Interface dataset entries:
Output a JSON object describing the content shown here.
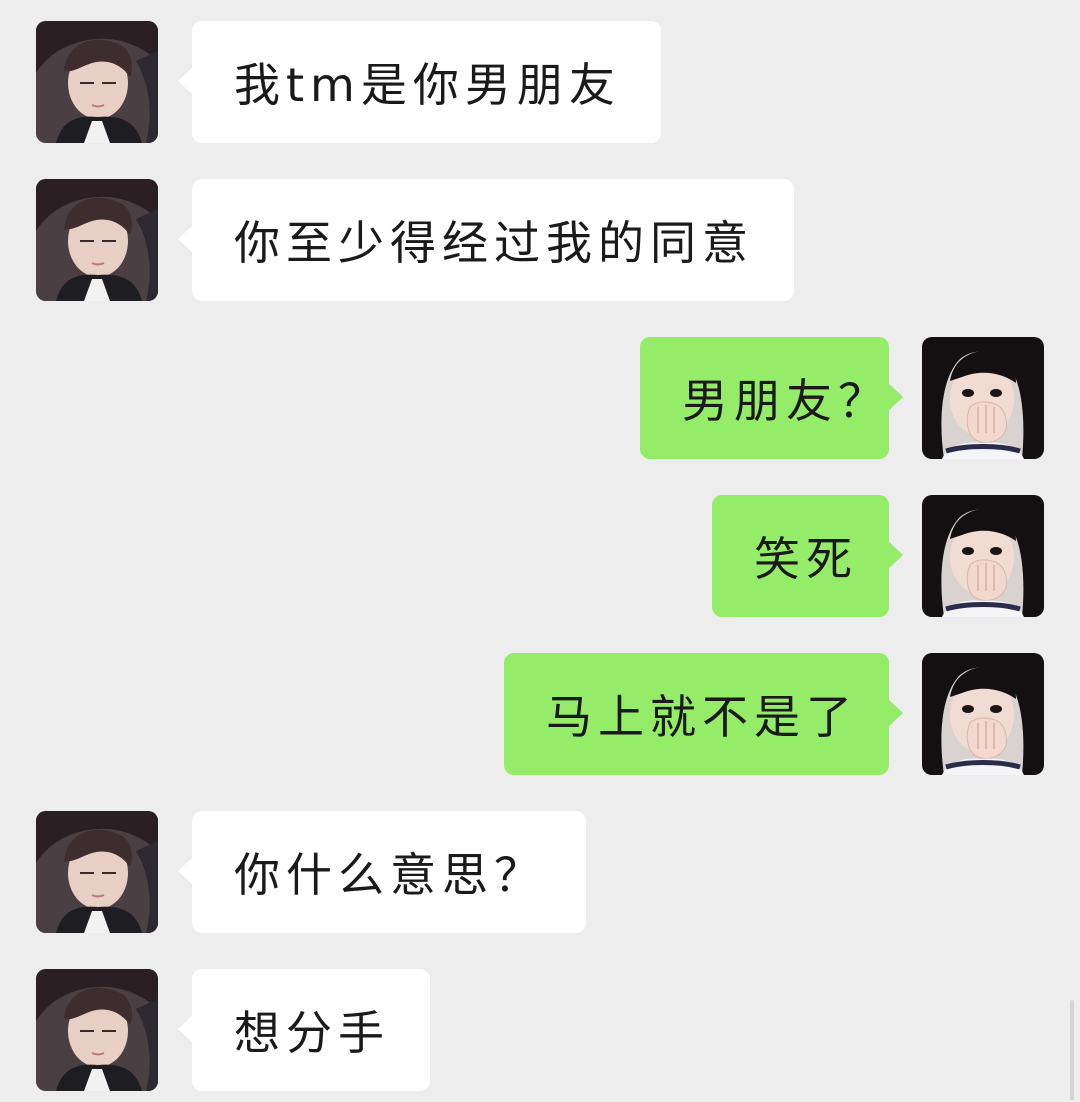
{
  "messages": [
    {
      "sender": "other",
      "text": "我tm是你男朋友"
    },
    {
      "sender": "other",
      "text": "你至少得经过我的同意"
    },
    {
      "sender": "self",
      "text": "男朋友？"
    },
    {
      "sender": "self",
      "text": "笑死"
    },
    {
      "sender": "self",
      "text": "马上就不是了"
    },
    {
      "sender": "other",
      "text": "你什么意思？"
    },
    {
      "sender": "other",
      "text": "想分手"
    }
  ],
  "colors": {
    "background": "#ededed",
    "incoming_bubble": "#ffffff",
    "outgoing_bubble": "#95ec69",
    "text": "#1a1a1a"
  },
  "icons": {
    "other_avatar": "boyfriend-avatar-icon",
    "self_avatar": "girlfriend-avatar-icon"
  }
}
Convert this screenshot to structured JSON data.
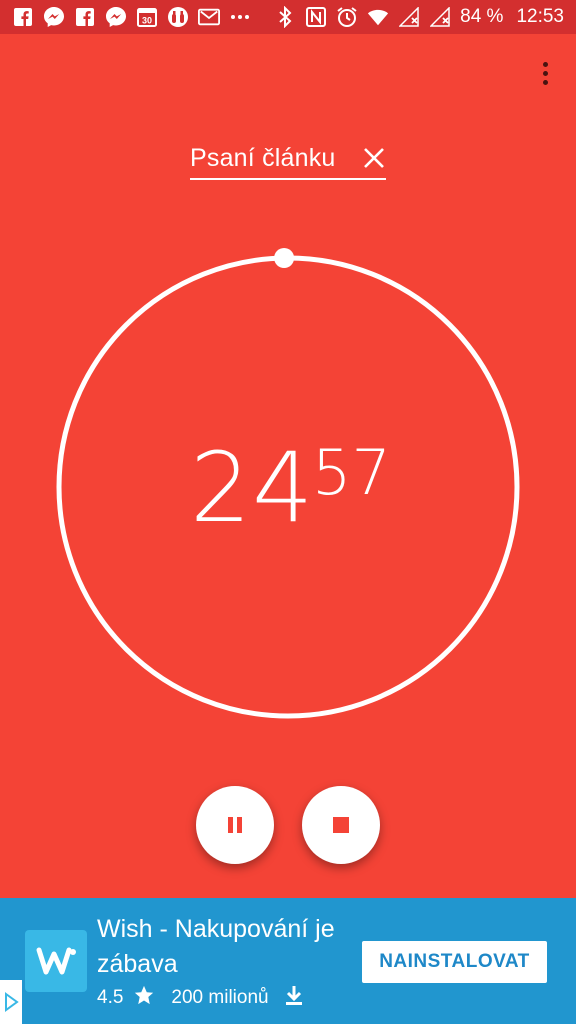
{
  "status_bar": {
    "battery": "84 %",
    "time": "12:53",
    "left_icons": [
      "facebook-icon",
      "messenger-icon",
      "facebook-icon",
      "messenger-icon",
      "calendar-icon",
      "binoculars-icon",
      "gmail-icon",
      "more-icon"
    ],
    "calendar_day": "30",
    "right_icons": [
      "bluetooth-icon",
      "nfc-icon",
      "alarm-icon",
      "wifi-icon",
      "signal-icon",
      "signal-icon"
    ]
  },
  "timer": {
    "label": "Psaní článku",
    "minutes": "24",
    "seconds": "57",
    "progress_elapsed": 0.0,
    "ring_color": "#FFFFFF"
  },
  "colors": {
    "background": "#F44336",
    "status_bar": "#D32F2F",
    "ad_background": "#2196CF"
  },
  "ad": {
    "title": "Wish - Nakupování je zábava",
    "rating": "4.5",
    "downloads": "200 milionů",
    "button": "NAINSTALOVAT"
  }
}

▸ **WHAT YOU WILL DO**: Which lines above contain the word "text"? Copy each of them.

▸ **RESPONSE AREA**:
      "text": "我tm是你男朋友"
      "text": "你至少得经过我的同意"
      "text": "男朋友？"
      "text": "笑死"
      "text": "马上就不是了"
      "text": "你什么意思？"
      "text": "想分手"
    "text": "#1a1a1a"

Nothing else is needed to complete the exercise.